* _WHAT YOU ARE ASKED TO DO_:
Note each line in the data below that holds "Εσόδων", and copy it.

* _STUDY MATERIAL_:
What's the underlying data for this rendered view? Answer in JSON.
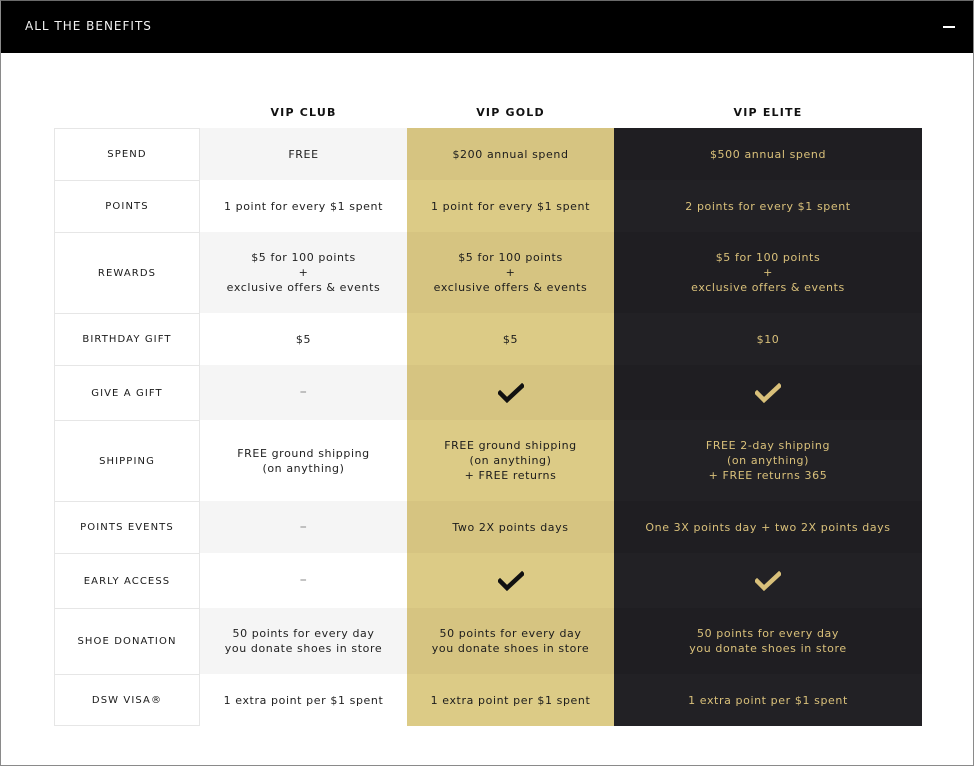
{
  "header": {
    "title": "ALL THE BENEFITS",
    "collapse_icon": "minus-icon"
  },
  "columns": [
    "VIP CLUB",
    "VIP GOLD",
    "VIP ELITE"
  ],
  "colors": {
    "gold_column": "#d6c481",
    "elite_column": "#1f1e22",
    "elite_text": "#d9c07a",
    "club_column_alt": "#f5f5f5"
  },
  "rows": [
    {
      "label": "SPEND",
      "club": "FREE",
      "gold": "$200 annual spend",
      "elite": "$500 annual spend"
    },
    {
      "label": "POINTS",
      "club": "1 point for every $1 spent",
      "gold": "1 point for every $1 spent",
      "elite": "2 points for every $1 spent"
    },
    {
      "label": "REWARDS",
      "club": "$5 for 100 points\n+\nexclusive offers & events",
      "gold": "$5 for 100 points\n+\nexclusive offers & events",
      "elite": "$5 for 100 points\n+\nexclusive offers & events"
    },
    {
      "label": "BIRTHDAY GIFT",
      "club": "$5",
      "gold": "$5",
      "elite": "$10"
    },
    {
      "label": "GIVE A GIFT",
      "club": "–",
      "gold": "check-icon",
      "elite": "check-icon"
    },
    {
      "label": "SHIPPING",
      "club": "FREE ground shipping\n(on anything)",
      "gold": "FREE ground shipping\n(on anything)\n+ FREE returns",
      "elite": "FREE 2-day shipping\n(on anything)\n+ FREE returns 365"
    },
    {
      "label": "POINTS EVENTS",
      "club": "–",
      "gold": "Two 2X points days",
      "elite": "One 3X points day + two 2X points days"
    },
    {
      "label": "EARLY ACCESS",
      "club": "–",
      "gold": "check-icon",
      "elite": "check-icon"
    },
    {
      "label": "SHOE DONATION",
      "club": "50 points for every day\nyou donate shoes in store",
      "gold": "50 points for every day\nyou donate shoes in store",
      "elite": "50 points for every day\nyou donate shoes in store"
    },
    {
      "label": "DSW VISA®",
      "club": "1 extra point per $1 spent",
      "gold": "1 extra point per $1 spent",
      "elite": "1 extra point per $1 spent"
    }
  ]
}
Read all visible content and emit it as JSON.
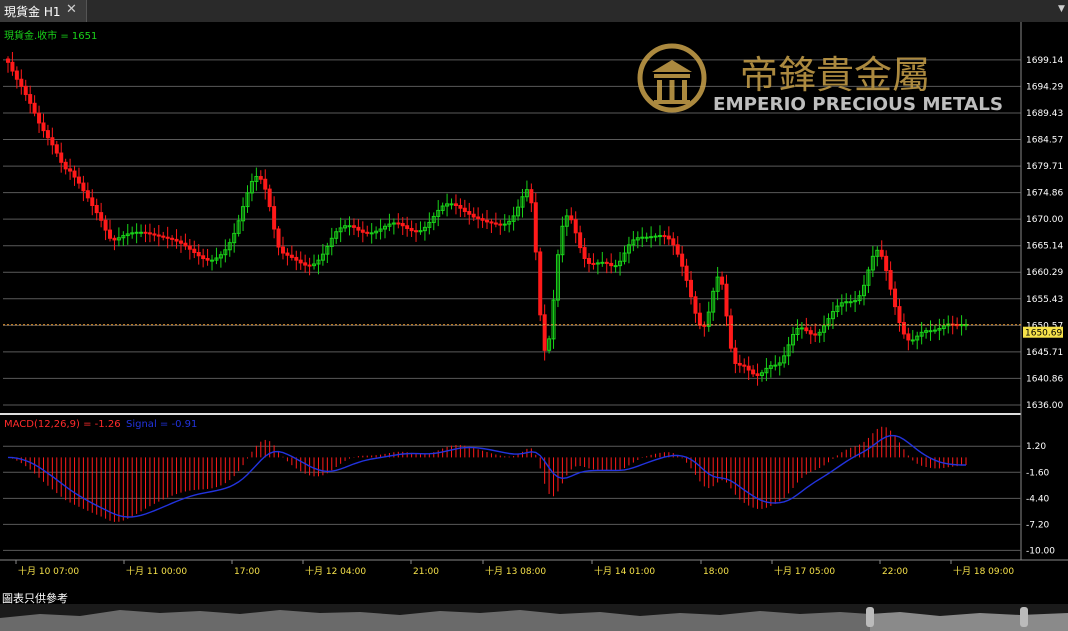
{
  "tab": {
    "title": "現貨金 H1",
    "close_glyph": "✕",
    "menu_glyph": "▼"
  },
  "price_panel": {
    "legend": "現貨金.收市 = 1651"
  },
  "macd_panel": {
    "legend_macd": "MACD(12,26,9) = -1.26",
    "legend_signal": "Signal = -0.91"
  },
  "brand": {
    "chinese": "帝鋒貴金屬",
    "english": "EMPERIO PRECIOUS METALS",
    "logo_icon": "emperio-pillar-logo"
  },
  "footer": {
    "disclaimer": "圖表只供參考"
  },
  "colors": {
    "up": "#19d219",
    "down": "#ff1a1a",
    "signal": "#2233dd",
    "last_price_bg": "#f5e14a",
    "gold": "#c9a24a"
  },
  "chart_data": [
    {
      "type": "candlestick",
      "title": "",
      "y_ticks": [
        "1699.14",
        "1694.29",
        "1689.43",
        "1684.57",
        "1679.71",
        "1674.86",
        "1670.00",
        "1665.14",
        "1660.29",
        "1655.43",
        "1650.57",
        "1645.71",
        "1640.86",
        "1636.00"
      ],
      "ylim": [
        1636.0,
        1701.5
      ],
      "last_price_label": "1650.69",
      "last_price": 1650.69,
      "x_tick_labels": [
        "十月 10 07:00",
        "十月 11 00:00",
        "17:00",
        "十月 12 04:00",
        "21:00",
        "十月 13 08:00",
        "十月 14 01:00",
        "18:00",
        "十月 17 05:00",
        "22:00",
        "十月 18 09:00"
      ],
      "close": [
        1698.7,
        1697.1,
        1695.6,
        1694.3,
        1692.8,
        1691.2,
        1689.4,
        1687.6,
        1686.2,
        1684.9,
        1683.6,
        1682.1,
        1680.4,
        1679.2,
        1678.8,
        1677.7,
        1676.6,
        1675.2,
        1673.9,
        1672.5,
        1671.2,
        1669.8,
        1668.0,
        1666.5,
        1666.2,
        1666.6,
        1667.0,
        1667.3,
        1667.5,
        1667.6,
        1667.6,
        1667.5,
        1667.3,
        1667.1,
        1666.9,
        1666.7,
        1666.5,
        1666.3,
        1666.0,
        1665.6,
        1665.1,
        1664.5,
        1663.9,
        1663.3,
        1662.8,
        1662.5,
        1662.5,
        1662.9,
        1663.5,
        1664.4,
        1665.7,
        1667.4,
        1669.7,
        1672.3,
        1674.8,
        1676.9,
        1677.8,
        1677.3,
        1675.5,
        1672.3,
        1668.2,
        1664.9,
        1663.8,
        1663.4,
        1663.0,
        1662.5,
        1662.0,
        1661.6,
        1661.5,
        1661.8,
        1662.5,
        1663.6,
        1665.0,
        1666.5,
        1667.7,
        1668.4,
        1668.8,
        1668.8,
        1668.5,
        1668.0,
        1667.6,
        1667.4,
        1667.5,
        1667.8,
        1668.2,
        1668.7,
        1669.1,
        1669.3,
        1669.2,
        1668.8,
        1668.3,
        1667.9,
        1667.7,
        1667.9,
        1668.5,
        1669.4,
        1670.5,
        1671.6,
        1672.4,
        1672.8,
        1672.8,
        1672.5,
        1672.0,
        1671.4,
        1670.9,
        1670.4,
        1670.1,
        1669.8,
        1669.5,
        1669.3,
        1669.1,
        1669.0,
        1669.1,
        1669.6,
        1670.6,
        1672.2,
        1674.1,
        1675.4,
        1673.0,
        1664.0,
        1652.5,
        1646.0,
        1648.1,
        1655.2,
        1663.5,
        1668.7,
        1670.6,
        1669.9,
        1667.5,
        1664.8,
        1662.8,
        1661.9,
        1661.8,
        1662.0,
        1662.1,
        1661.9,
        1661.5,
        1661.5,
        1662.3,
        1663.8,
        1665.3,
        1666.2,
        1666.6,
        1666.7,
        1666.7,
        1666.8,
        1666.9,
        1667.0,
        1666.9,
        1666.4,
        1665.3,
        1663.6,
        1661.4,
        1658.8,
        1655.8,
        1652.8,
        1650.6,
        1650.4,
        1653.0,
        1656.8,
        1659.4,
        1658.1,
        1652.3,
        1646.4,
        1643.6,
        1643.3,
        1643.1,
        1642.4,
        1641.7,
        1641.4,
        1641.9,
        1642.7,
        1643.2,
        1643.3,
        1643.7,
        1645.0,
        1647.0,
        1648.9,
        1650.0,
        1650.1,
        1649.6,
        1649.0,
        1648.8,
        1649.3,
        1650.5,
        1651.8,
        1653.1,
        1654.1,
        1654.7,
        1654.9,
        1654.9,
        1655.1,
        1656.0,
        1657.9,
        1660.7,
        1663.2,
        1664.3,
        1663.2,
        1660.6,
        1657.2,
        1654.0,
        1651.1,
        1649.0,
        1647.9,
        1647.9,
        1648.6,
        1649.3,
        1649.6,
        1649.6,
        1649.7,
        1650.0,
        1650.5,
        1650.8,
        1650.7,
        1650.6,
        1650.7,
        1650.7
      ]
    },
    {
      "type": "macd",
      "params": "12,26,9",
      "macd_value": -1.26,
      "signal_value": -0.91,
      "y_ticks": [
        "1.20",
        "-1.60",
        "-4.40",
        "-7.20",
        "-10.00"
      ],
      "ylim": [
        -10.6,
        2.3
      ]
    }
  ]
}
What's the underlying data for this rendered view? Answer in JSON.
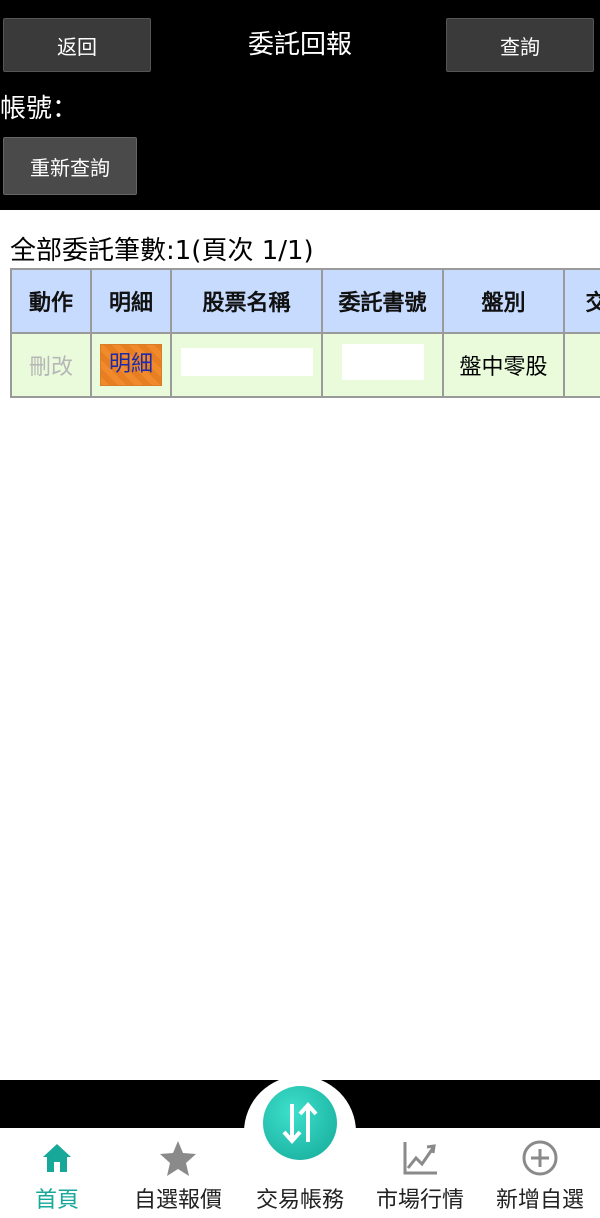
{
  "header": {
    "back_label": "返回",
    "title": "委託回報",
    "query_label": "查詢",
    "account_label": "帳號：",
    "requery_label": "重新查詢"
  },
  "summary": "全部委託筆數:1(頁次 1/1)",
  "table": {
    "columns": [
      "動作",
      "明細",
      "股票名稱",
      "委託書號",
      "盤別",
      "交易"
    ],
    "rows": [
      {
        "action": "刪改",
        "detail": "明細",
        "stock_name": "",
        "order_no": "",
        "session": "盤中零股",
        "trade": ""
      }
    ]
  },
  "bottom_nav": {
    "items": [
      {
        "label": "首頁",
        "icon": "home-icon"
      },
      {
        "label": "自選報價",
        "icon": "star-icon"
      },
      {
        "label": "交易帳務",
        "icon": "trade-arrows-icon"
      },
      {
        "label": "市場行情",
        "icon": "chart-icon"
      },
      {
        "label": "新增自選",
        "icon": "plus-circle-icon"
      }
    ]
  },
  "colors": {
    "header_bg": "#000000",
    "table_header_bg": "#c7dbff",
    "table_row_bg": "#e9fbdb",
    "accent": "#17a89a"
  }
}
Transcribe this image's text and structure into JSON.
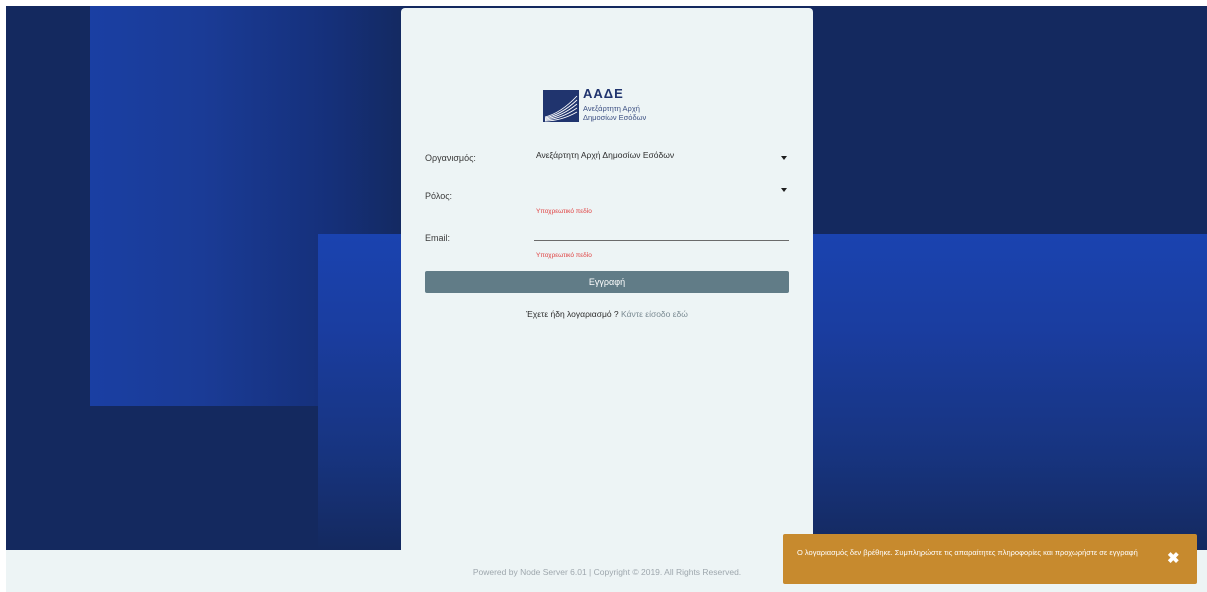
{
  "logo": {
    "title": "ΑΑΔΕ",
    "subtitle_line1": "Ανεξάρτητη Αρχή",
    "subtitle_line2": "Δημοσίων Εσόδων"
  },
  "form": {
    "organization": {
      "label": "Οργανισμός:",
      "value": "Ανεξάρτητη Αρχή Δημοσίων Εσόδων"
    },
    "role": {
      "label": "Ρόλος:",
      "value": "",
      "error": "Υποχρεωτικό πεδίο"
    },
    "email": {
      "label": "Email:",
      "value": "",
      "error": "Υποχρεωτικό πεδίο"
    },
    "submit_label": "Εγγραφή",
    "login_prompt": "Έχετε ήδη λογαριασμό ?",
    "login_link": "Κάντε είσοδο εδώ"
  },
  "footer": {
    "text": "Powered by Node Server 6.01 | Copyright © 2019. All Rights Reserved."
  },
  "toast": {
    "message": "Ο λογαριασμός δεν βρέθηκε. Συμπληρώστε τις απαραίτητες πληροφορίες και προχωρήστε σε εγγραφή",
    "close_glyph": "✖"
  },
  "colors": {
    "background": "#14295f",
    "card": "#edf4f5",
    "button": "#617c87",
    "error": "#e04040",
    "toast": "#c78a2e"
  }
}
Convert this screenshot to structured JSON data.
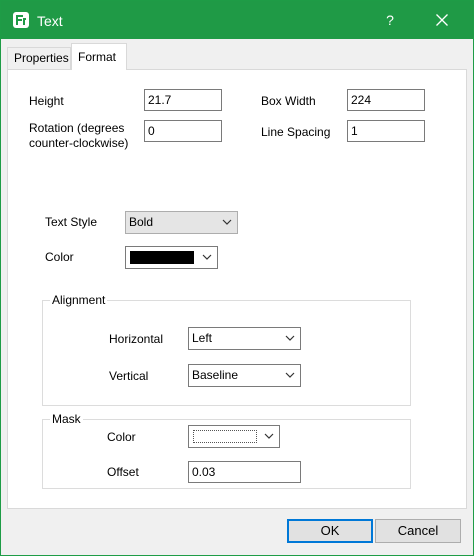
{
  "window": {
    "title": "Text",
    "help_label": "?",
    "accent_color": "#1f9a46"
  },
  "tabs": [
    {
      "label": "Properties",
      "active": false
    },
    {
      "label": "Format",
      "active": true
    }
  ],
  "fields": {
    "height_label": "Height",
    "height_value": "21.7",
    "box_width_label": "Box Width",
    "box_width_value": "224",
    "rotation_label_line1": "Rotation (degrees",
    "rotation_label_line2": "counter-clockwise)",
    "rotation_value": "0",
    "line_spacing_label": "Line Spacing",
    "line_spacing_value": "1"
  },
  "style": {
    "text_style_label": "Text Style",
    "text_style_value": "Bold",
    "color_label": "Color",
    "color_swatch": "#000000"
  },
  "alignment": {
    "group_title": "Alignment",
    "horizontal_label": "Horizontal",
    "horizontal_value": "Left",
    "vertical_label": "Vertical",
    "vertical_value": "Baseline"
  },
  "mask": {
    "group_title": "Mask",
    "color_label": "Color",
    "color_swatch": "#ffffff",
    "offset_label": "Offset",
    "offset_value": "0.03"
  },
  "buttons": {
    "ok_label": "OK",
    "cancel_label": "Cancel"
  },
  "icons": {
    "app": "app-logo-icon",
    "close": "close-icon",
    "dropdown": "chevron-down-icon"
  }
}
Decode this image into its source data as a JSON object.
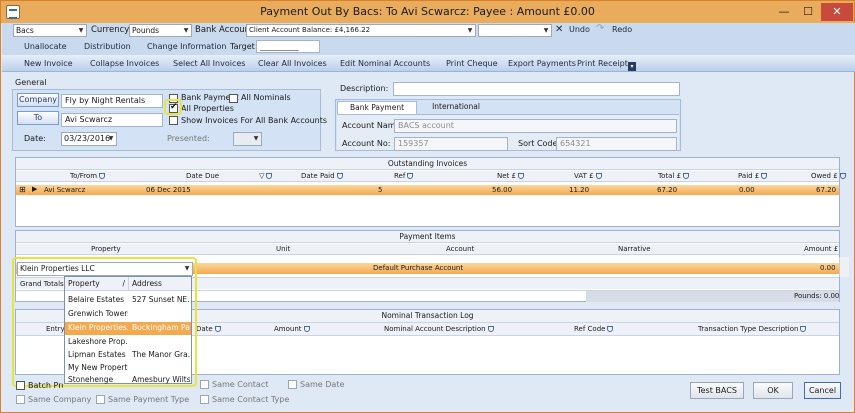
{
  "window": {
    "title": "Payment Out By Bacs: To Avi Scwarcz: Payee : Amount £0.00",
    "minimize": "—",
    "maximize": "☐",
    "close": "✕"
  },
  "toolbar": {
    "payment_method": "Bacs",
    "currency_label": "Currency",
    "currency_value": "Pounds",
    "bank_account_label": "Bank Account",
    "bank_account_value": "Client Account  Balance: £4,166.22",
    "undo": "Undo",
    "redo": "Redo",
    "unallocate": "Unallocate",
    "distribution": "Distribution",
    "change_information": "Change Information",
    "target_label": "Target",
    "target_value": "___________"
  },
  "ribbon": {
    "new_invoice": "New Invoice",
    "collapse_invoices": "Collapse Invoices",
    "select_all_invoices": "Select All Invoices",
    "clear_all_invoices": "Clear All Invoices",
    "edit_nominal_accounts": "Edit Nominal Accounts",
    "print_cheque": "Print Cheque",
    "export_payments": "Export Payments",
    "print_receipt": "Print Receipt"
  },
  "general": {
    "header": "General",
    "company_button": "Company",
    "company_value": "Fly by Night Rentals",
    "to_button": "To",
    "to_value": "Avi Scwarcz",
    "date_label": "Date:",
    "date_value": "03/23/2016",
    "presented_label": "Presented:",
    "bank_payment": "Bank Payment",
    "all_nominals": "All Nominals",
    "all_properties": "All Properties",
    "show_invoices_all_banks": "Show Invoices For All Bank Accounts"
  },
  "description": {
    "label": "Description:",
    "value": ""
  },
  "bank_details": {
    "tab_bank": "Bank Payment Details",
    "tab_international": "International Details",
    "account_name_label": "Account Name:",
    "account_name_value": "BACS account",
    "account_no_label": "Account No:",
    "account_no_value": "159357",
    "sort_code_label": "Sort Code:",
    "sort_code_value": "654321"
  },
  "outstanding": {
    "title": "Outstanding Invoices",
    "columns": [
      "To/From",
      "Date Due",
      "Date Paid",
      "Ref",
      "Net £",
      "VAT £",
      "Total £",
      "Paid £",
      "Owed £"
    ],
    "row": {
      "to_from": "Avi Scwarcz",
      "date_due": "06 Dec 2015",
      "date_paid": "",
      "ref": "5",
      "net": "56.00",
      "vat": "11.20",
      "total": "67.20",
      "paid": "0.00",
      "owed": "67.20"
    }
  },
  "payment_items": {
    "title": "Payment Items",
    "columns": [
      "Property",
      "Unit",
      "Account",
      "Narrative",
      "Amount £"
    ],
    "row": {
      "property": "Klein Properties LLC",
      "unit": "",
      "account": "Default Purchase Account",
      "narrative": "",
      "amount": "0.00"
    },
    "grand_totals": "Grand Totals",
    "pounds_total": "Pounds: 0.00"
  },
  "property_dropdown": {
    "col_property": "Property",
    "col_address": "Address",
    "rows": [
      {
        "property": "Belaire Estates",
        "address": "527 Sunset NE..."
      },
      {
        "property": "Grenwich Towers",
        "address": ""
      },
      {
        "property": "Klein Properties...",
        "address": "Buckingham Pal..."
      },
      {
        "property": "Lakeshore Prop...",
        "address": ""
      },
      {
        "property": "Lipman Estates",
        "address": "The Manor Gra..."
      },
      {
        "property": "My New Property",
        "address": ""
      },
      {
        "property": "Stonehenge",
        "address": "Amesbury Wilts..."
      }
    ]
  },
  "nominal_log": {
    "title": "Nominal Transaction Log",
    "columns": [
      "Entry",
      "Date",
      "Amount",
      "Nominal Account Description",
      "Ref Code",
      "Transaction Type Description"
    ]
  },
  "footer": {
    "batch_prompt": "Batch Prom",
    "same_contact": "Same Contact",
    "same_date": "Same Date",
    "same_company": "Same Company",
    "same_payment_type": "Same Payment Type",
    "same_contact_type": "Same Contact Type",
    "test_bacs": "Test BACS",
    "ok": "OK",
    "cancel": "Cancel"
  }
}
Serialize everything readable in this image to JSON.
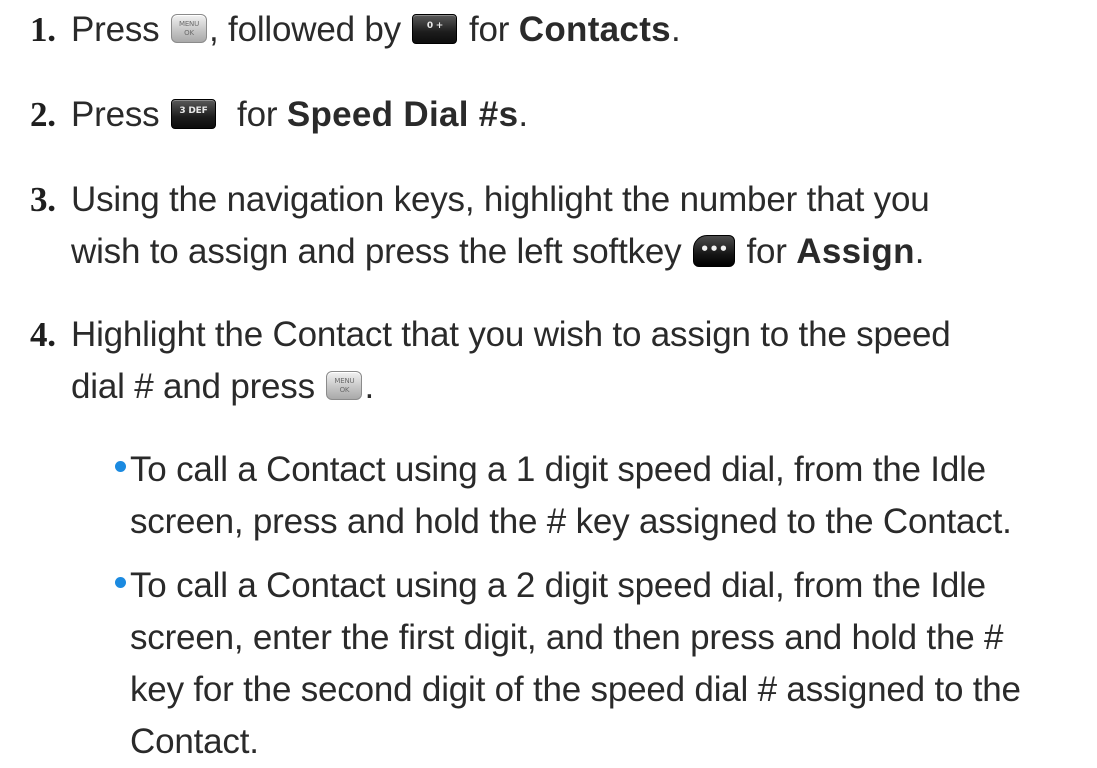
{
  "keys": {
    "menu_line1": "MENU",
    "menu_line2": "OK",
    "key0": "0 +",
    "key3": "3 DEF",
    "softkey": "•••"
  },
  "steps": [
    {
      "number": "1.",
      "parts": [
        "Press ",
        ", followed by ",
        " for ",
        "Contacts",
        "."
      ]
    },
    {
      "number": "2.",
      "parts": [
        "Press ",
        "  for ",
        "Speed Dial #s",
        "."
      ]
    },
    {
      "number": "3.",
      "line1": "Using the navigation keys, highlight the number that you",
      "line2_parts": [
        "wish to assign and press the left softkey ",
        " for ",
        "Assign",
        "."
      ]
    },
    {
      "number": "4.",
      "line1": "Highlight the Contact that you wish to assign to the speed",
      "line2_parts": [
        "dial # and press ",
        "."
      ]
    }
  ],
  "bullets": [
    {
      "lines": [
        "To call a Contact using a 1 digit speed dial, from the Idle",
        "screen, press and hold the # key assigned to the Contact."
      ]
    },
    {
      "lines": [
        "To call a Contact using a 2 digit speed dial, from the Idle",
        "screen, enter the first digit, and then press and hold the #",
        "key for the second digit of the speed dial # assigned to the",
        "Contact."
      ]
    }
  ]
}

* _COMPLETED TASK_:
    "subtitle_line2": "Δημοσίων Εσόδων"
      "value": "Ανεξάρτητη Αρχή Δημοσίων Εσόδων"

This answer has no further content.